PROBLEM DESCRIPTION
Make an exact copy of the entries, and keep any pictures out of it.
*** Block opens ***
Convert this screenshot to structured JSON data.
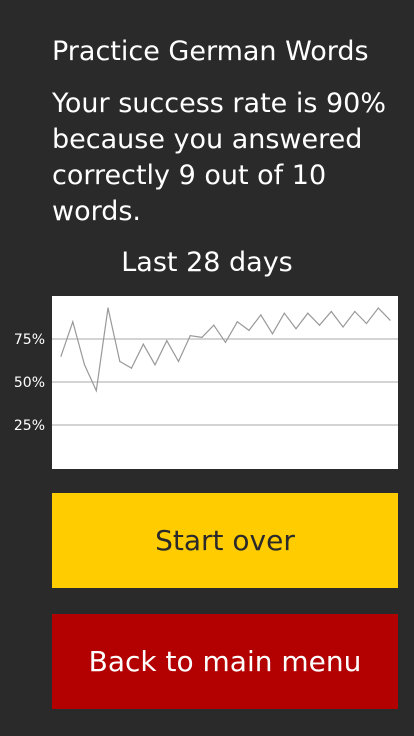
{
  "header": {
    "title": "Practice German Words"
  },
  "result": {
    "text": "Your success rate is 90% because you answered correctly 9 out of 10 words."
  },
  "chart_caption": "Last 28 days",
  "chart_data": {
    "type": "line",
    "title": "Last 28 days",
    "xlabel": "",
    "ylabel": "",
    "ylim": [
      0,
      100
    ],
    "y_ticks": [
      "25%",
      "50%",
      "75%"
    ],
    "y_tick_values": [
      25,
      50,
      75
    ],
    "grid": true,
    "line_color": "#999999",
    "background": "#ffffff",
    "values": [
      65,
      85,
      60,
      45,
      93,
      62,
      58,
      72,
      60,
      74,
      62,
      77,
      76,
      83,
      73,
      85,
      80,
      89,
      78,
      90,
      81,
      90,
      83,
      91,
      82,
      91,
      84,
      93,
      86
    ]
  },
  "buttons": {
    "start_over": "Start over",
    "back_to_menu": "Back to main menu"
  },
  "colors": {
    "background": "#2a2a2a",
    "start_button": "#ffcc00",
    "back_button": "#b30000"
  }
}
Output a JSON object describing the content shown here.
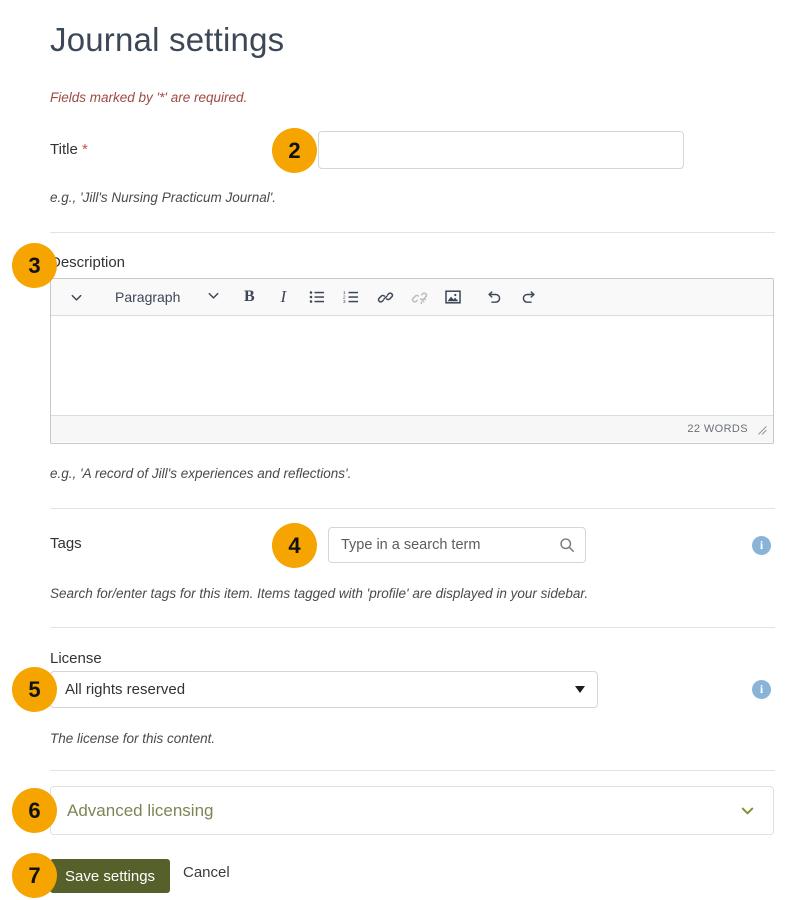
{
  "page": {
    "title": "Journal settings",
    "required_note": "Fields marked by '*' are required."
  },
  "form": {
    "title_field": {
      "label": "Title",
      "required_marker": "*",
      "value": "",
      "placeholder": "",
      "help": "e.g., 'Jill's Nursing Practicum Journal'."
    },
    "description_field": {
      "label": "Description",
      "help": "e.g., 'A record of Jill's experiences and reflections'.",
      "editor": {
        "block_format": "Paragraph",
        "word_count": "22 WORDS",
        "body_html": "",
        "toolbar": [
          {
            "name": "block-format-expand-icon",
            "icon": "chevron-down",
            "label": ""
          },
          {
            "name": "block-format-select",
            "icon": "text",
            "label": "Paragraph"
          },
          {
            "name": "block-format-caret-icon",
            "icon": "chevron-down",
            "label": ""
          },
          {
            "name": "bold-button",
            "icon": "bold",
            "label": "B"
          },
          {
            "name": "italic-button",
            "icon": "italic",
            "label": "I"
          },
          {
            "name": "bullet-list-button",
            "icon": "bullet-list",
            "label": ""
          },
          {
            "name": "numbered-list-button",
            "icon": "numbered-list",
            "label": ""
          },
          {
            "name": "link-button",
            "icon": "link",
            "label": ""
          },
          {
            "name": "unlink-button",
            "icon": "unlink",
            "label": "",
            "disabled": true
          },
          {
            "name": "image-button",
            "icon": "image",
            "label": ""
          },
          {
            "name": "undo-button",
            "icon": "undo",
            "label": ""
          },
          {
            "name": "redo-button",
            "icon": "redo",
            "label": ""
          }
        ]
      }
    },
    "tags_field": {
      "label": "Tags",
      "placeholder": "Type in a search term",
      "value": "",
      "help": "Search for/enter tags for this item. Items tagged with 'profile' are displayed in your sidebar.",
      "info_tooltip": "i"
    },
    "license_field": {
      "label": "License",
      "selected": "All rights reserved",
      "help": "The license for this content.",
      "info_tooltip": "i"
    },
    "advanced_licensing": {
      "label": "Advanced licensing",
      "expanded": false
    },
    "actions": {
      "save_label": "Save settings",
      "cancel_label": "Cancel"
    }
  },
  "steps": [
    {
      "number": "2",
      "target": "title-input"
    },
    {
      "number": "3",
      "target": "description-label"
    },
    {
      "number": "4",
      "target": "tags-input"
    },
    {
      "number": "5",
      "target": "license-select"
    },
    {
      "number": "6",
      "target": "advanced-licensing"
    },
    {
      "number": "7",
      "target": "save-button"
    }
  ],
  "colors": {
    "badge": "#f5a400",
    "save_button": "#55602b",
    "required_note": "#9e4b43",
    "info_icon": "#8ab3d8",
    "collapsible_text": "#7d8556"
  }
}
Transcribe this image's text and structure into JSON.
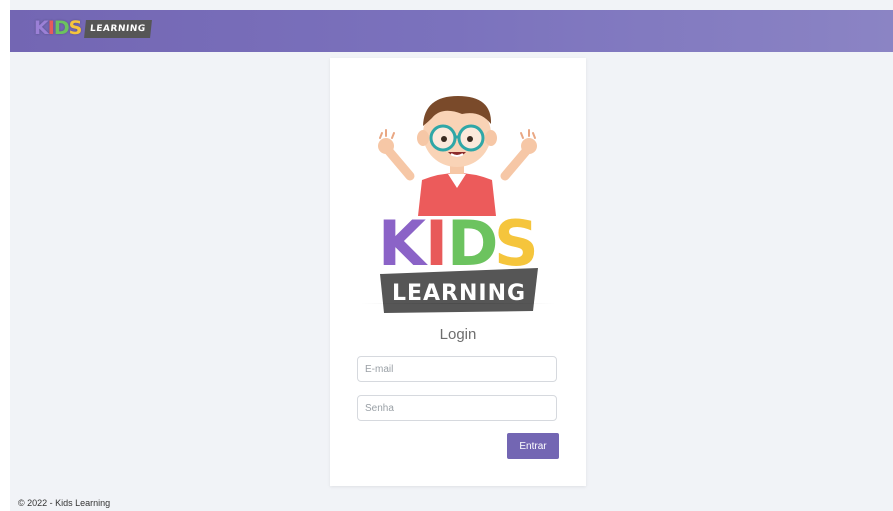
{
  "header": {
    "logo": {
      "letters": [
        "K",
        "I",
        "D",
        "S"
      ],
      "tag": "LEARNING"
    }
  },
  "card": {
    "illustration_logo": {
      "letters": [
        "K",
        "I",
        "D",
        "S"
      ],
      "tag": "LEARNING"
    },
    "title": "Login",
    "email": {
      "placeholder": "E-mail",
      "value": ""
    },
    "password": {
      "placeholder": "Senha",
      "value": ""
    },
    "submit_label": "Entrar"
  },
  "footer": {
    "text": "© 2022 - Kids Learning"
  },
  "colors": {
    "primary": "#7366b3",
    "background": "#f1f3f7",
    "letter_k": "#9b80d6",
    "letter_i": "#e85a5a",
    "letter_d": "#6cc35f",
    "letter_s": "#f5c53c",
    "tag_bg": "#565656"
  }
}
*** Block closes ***
RESPONSE AREA
Convert this screenshot to structured JSON data.
{
  "header": {
    "title": "Practice German Words"
  },
  "result": {
    "text": "Your success rate is 90% because you answered correctly 9 out of 10 words."
  },
  "chart_caption": "Last 28 days",
  "chart_data": {
    "type": "line",
    "title": "Last 28 days",
    "xlabel": "",
    "ylabel": "",
    "ylim": [
      0,
      100
    ],
    "y_ticks": [
      "25%",
      "50%",
      "75%"
    ],
    "y_tick_values": [
      25,
      50,
      75
    ],
    "grid": true,
    "line_color": "#999999",
    "background": "#ffffff",
    "values": [
      65,
      85,
      60,
      45,
      93,
      62,
      58,
      72,
      60,
      74,
      62,
      77,
      76,
      83,
      73,
      85,
      80,
      89,
      78,
      90,
      81,
      90,
      83,
      91,
      82,
      91,
      84,
      93,
      86
    ]
  },
  "buttons": {
    "start_over": "Start over",
    "back_to_menu": "Back to main menu"
  },
  "colors": {
    "background": "#2a2a2a",
    "start_button": "#ffcc00",
    "back_button": "#b30000"
  }
}
Output a JSON object describing the content shown here.
{
  "page": {
    "title": "Journal settings",
    "required_note": "Fields marked by '*' are required."
  },
  "form": {
    "title_field": {
      "label": "Title",
      "required_marker": "*",
      "value": "",
      "placeholder": "",
      "help": "e.g., 'Jill's Nursing Practicum Journal'."
    },
    "description_field": {
      "label": "Description",
      "help": "e.g., 'A record of Jill's experiences and reflections'.",
      "editor": {
        "block_format": "Paragraph",
        "word_count": "22 WORDS",
        "body_html": "",
        "toolbar": [
          {
            "name": "block-format-expand-icon",
            "icon": "chevron-down",
            "label": ""
          },
          {
            "name": "block-format-select",
            "icon": "text",
            "label": "Paragraph"
          },
          {
            "name": "block-format-caret-icon",
            "icon": "chevron-down",
            "label": ""
          },
          {
            "name": "bold-button",
            "icon": "bold",
            "label": "B"
          },
          {
            "name": "italic-button",
            "icon": "italic",
            "label": "I"
          },
          {
            "name": "bullet-list-button",
            "icon": "bullet-list",
            "label": ""
          },
          {
            "name": "numbered-list-button",
            "icon": "numbered-list",
            "label": ""
          },
          {
            "name": "link-button",
            "icon": "link",
            "label": ""
          },
          {
            "name": "unlink-button",
            "icon": "unlink",
            "label": "",
            "disabled": true
          },
          {
            "name": "image-button",
            "icon": "image",
            "label": ""
          },
          {
            "name": "undo-button",
            "icon": "undo",
            "label": ""
          },
          {
            "name": "redo-button",
            "icon": "redo",
            "label": ""
          }
        ]
      }
    },
    "tags_field": {
      "label": "Tags",
      "placeholder": "Type in a search term",
      "value": "",
      "help": "Search for/enter tags for this item. Items tagged with 'profile' are displayed in your sidebar.",
      "info_tooltip": "i"
    },
    "license_field": {
      "label": "License",
      "selected": "All rights reserved",
      "help": "The license for this content.",
      "info_tooltip": "i"
    },
    "advanced_licensing": {
      "label": "Advanced licensing",
      "expanded": false
    },
    "actions": {
      "save_label": "Save settings",
      "cancel_label": "Cancel"
    }
  },
  "steps": [
    {
      "number": "2",
      "target": "title-input"
    },
    {
      "number": "3",
      "target": "description-label"
    },
    {
      "number": "4",
      "target": "tags-input"
    },
    {
      "number": "5",
      "target": "license-select"
    },
    {
      "number": "6",
      "target": "advanced-licensing"
    },
    {
      "number": "7",
      "target": "save-button"
    }
  ],
  "colors": {
    "badge": "#f5a400",
    "save_button": "#55602b",
    "required_note": "#9e4b43",
    "info_icon": "#8ab3d8",
    "collapsible_text": "#7d8556"
  }
}
Transcribe this image's text and structure into JSON.
{
  "header": {
    "logo": {
      "letters": [
        "K",
        "I",
        "D",
        "S"
      ],
      "tag": "LEARNING"
    }
  },
  "card": {
    "illustration_logo": {
      "letters": [
        "K",
        "I",
        "D",
        "S"
      ],
      "tag": "LEARNING"
    },
    "title": "Login",
    "email": {
      "placeholder": "E-mail",
      "value": ""
    },
    "password": {
      "placeholder": "Senha",
      "value": ""
    },
    "submit_label": "Entrar"
  },
  "footer": {
    "text": "© 2022 - Kids Learning"
  },
  "colors": {
    "primary": "#7366b3",
    "background": "#f1f3f7",
    "letter_k": "#9b80d6",
    "letter_i": "#e85a5a",
    "letter_d": "#6cc35f",
    "letter_s": "#f5c53c",
    "tag_bg": "#565656"
  }
}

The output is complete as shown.